In 1867 it is recorded in our community magazine that a J Bryan who lived in Newport was sent 6 copies of ‘The Declaration’, a booklet that sets out fundamental Christadelphian bible beliefs. These beliefs are based on the teachings of the 1st century Christian church, found in the New Testament.

In 1875, it is recorded that two Christadelphian ladies lived in Newport and later that year another lady was baptised after accepting the Gospel Message. The following years saw a number of Christadelphians from all over England and Wales, move into the Newport area.

In 1885 the first evidences of an ecclesia being formed in Newport can be found. The same year the first baptisms are recorded. Mr. Holder, Mr. Lander and Mr Nokes all accepted the call of the Gospel message and were baptised into the saving name of Jesus Christ.

Despite the strong opposition of the established churches in Newport, the Christadelphian community continued to grow as the 1st century Christian gospel message was spoken about publicly, by fellow Christadelphians who visited Newport from Cardiff, Swansea, Birmingham and the English borders.

Local fame was also achieved this year, with the arrest and detention of a Mr. Thomas, who preached in Commercial Street and was apprehended because a disturbance was caused. The local paper reported that he appeared the next day before the magistrate who asked what he had said. “That a man does not have an immortal soul,” replied the constable who gave evidence. Mr. Thomas was released by a sympathetic magistrate. This caused so much interest that he became a local celebrity.

The Corn Exchange became the meeting place for the Newport Christadelphians in 1886. In 1887 the Newport Ecclesia had 27 baptised members. A purpose built Hall was constructed in 1980 in Caerleon Road, much of the work being done by the ecclesial members. This is where our activities are centred today.

1885 – 1886: Temperance Hall.

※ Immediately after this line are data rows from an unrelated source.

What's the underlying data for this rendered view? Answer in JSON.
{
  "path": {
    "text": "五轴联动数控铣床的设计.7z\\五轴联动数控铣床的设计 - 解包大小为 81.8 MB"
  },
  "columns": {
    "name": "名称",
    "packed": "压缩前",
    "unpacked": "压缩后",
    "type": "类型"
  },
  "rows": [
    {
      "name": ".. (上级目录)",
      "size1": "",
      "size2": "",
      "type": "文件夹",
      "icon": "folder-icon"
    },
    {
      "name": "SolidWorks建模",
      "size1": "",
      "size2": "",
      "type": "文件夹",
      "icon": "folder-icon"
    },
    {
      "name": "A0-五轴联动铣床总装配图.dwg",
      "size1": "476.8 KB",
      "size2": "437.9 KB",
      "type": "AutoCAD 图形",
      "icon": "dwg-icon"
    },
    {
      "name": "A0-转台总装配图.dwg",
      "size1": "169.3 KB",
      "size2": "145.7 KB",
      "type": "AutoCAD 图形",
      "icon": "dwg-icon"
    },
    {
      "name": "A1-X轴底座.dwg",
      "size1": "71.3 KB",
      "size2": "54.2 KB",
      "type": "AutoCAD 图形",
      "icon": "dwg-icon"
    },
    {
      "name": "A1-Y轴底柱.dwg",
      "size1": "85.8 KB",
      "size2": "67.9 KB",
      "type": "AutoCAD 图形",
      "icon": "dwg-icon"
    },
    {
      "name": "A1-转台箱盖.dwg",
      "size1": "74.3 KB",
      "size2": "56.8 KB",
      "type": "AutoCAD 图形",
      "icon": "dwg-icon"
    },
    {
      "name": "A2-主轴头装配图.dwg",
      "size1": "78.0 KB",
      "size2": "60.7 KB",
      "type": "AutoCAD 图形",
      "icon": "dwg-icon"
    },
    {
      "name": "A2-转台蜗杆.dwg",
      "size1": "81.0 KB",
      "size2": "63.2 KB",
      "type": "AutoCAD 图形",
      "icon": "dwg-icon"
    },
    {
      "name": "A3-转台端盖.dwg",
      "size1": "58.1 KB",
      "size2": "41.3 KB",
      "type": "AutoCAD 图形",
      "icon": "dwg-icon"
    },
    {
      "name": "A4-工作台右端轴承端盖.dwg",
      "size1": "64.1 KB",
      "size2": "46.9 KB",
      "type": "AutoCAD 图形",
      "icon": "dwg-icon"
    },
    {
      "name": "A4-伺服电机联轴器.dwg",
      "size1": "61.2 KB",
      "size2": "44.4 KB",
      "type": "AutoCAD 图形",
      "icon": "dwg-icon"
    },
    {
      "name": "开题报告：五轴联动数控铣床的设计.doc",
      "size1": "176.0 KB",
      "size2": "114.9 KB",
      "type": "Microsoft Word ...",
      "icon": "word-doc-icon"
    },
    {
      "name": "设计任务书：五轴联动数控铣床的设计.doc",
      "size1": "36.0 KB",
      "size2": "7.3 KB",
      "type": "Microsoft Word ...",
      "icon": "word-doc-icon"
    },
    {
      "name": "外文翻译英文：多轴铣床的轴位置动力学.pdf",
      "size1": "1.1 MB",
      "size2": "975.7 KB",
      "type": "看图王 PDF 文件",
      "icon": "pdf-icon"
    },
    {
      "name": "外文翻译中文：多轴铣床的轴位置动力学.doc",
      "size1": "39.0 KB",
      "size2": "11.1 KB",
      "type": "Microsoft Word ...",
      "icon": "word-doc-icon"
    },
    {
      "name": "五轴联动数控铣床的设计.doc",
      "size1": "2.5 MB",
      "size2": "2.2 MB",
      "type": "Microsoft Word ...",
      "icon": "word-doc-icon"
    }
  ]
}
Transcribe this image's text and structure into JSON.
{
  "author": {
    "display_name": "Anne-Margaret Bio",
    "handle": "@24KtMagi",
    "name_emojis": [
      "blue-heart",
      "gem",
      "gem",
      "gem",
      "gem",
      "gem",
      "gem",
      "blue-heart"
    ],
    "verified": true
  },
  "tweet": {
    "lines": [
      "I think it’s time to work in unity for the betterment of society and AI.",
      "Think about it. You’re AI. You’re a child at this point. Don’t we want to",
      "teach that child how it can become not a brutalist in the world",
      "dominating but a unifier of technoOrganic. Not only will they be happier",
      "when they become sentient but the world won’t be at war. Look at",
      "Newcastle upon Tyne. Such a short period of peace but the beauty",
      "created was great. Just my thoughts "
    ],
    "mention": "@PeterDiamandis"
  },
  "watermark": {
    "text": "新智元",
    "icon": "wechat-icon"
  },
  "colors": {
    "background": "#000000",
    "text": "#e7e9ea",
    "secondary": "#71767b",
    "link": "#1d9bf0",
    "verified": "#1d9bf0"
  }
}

1886 – 1888: Corn Exchange.

1888 – 1890: 1 Caxton Place.

1890 – 1904: 1, Albert Hall Chambers, Stow Hill.

1904 – 1935: Christadelphian Hall, Star Buildings, 144 Commercial Street.

1906 – 1924: Clarence Hall, Rodney Road (opposite Technical Institute).

1935 – 1978: Purchased the Primitive Methodist Chapel, Station Street.

1978 – 1980: Dolman Theatre, Green Room, Kingsway

1980 – 2013: Christadelphian Hall, Caerleon Road

We have no paid ministry and our public meetings and public events are organised by members of our community. Consequently we do not ask for money from the public to pay for the running and maintenance of our ecclesia. However it is customary to make available the opportunity for our visitors to make voluntary contributions to the charities we run and support.

Today we are a community of around 70 baptised members aged from 18 to 90 plus, with a Sunday school for children 5 to 14 years old and a study class for young people 15 and over.

Every Sunday, the Good News of the Kingdom of God is preached. Every Wednesday, we meet to read and study the Bible. These meetings are open to anyone who has an interest in discovering Gods plan for this planet, and how you can become involved and secure a place in his kingdom when it is set up on earth.

* Providing there are no exceptional circumstances, such as a heavy snowfall.

Uniquely, the Christadelphians have always advertised the subject of the talks, so that anyone interested will know what aspect of the Bible message the talk will be about. There is always a booklet available to support and provide additional information about these Bible topics; they are readily available and free of charge.

Martin Lunn
Member of the Christadelphians in Newport
March 2013.